How To Get All Of Your Nutrition From Food

Constructing A Meal Plan

Food Costs

Since you've already demonstrated enough patience to get to these final stages of creating a nutritionally-complete meal plan, hopefully you will oblige me in taking a brief interlude to discuss food costs. After all, one of the reasons people want to avoid taking a multivitamin is because they are perceived to be too expensive. In reality, a top-quality multi costs about a dollar a day, but we'll save that for another discussion. Here you can see our meal plan with the food costs added in:

Nutritionally Complete Meal Plan With Food Costs
Nuts and Seeds: 1 cup ($1.93)
Beans: 1 cup, dried ($0.43)
Whole Grains: 1 cup, dried ($0.36)
Dark Leafy Greens: 2 cups, raw ($1.17)
Mushrooms: 1 cup, raw ($1.07)

Adding this up gives me a grand total of $4.96. In other words, I have just demonstrated that a single man in 21st century United States of America can almost meet his daily nutritional needs, using a 100% plant-based diet, which is healthy and balanced according to a general consensus of standards, on less than $5 a day. I'm sure you will agree that is truly amazing! But even if you aren't totally astounded, at the very least you must admit that it is a heck of a lot cheaper than we are led to believe.

One caveat. These prices are based on my own bill from a local grocery store. Actual prices may vary from place to place, and from time to time. Plus, we still have a few adjustments to make that will raise the cost a bit. As you will see, how much it will go up is up to you.
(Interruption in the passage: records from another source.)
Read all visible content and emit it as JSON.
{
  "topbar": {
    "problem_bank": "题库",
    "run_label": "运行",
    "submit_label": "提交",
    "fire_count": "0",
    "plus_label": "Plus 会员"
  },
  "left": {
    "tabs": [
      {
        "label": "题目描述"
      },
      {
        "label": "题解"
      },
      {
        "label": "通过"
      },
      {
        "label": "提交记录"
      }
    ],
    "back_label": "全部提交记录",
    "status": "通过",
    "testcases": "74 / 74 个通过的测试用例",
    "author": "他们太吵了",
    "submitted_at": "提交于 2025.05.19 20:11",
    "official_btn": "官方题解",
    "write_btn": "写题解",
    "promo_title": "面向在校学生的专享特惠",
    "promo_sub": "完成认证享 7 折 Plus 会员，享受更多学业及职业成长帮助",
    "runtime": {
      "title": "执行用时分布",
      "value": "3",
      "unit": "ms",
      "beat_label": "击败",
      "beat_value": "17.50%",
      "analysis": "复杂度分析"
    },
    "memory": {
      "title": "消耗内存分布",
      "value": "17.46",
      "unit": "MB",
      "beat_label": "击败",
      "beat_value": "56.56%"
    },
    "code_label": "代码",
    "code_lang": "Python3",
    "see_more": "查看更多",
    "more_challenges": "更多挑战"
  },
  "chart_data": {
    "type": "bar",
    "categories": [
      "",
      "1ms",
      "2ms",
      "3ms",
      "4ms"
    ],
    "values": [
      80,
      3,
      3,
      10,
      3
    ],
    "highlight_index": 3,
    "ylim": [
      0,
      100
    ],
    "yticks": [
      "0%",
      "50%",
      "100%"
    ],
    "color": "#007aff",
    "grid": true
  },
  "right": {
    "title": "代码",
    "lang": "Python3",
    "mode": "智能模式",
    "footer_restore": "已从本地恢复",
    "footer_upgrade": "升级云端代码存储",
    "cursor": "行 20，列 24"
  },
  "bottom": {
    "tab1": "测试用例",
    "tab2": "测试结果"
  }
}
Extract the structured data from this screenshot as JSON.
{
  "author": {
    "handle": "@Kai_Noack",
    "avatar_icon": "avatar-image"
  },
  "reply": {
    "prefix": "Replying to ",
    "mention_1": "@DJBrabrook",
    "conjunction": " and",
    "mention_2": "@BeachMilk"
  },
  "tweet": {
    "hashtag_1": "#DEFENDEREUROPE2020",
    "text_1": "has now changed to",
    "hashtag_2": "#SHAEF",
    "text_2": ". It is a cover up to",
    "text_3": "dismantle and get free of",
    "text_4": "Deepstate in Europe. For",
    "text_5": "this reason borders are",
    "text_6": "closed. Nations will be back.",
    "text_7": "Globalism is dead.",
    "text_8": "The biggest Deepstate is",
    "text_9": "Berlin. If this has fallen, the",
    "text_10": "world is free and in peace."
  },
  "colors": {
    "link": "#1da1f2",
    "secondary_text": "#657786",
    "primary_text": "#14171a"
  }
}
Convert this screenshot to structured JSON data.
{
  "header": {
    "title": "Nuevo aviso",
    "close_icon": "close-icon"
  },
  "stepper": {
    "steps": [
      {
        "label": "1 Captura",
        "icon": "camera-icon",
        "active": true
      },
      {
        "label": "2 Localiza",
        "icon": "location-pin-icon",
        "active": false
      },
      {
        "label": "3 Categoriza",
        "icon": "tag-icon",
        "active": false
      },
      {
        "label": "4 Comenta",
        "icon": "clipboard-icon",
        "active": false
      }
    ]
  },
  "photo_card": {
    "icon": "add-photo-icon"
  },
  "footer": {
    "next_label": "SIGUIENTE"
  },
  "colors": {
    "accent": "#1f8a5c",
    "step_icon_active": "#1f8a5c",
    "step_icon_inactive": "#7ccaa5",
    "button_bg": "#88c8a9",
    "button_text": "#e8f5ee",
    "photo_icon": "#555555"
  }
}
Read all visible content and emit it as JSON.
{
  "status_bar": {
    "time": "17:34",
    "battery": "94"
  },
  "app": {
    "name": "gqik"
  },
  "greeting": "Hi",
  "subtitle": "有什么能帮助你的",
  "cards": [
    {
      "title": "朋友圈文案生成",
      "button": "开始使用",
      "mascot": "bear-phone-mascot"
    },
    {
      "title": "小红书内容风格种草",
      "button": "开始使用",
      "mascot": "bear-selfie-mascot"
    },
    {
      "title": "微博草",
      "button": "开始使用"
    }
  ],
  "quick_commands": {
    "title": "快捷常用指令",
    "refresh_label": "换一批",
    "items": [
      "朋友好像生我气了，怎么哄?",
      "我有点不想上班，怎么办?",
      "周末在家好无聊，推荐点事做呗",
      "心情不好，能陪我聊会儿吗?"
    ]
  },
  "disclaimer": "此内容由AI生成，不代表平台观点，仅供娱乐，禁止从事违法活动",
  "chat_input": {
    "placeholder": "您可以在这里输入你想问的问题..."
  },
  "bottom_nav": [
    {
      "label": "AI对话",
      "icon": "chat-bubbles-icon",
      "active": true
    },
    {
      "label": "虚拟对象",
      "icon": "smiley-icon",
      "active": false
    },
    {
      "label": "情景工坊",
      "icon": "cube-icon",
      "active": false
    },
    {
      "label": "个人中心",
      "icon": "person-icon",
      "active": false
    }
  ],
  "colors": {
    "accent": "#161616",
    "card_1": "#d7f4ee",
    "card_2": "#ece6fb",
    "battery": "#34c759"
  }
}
Now back to the issue at hand. We need to take care of those final few pesky issues: calcium, vitamin D, vitamin B3, and vitamin B12. Let us conclude our meal plan by making a few final adjustments.

Last Reviewed: 16-02-07